The Estrela Mountain Dog has a breed standard that must be adhered to by breeders. That being said, there are variations within the Estrela Mountain Dog, particularly relating to their size and coat.
The Hovawart is a very attractive German breed that displays equal measures of elegance and strength. While historically very popular in their native Germany, they almost dissapeared as a species until efforts were made to save the breed around the turn of the 20th Century.
With a silky soft coat and a regal appearance, they were historically used as guard dogs for estates. Their protective nature is balanced with affection, making them excellent family pets. That being said, they can be very wary of strangers, particularly if they are kept for their exceptional guarding traits.
Despite their notoriety as a guarding breed, they’ve also been recognized for their roles as therapy dogs. Early training and regular exercise are key to ensuring they remain well-rounded and happy.
Without adequate stimulation they, like most intelligent or active breeds, can become bored and from there destructive or frustrated.
The Kai Ken, also known as the Tiger Dog, is a rare Japanese breed known for its brindle colouring.

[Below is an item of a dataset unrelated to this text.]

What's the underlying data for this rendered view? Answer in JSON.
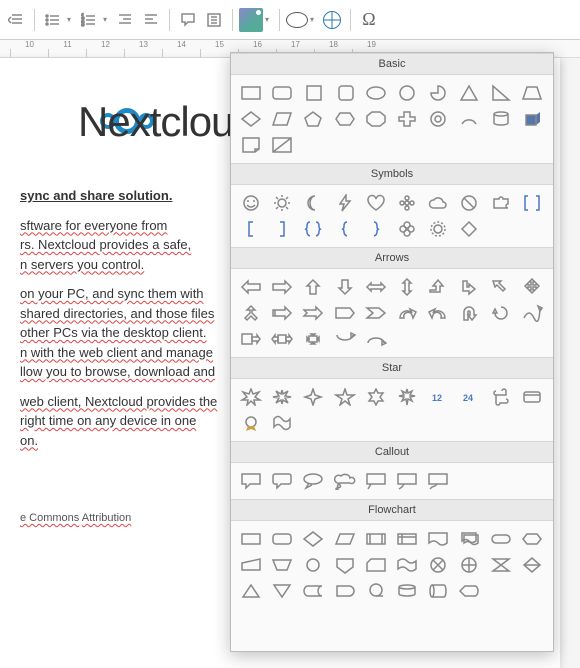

It is very rare even in it’s native country and is one of the six native Japanese dog breeds protected by the NIPPO organization.
Historically, they were used for hunting in the mountainous regions of Japan. They are known for being both intelligent and brave, and with their wary nature toward strangers, they make really good guard dogs.
Active and alert, they form strong bonds with their families. However, they can be reserved around people they don’t know, making early socialization crucial for those that are wanted as companion dogs. Families that can provide plenty of exercise and mental stimulation will find a loyal partner in the Kai Ken.
Originating from the Pyrenees Mountains between France and Spain, the Pyrenean Shepherd is a herding dog through and through. They are most commonly found in the French Pyrenees, as working dogs, with a great herding instinct. They come in two varieties: smooth-faced and rough-faced. Their active and playful nature is complemented by their intelligence. They make excellent family companions as well as herding dogs.
Given their skill and history of herding, they need active families that can offer regular play and stimulus. They are naturally intelligent and good with people, but to maintain good behaviour and responsiveness, engagement and exercise are essential for this breed to thrive.
The Sloughi, often referred to as the ‘Arabian Greyhound’, is a rare breed that illustrates the elegance of sighthounds. Native to North Africa, they have a sleek build similar to greyhounds. Their temperament is a blend of shyness and gentleness. Historically, they were bred as hunters, and their keen sight and speed are a testament to this.
While they can be reserved, they are gentle by nature. A calm environment and gentle training approach are ideal for the Sloughi. They are natural hunters however, and this should never be forgotten. Suited mostly to individuals or families with older children, and experience with owning hunting dogs.
A Xoloitzcuintli dog is a unique hairless breed of dog. While the appearance of this pup isn’t everybody’s cup of tea, the Xolo is a loving and affectionate breed that devotes themselves to their owners. Protective and loyal, the Xoloitzcuintli can make a great companion dog and just wants to be around their family at all times.
With relatively low exercise needs and good trainability, this dog is not too much of a handful and the three sizes they come in means you can certainly find a Xoloitzcuintli to fit into your home. Do you think this doggie is the right pup for you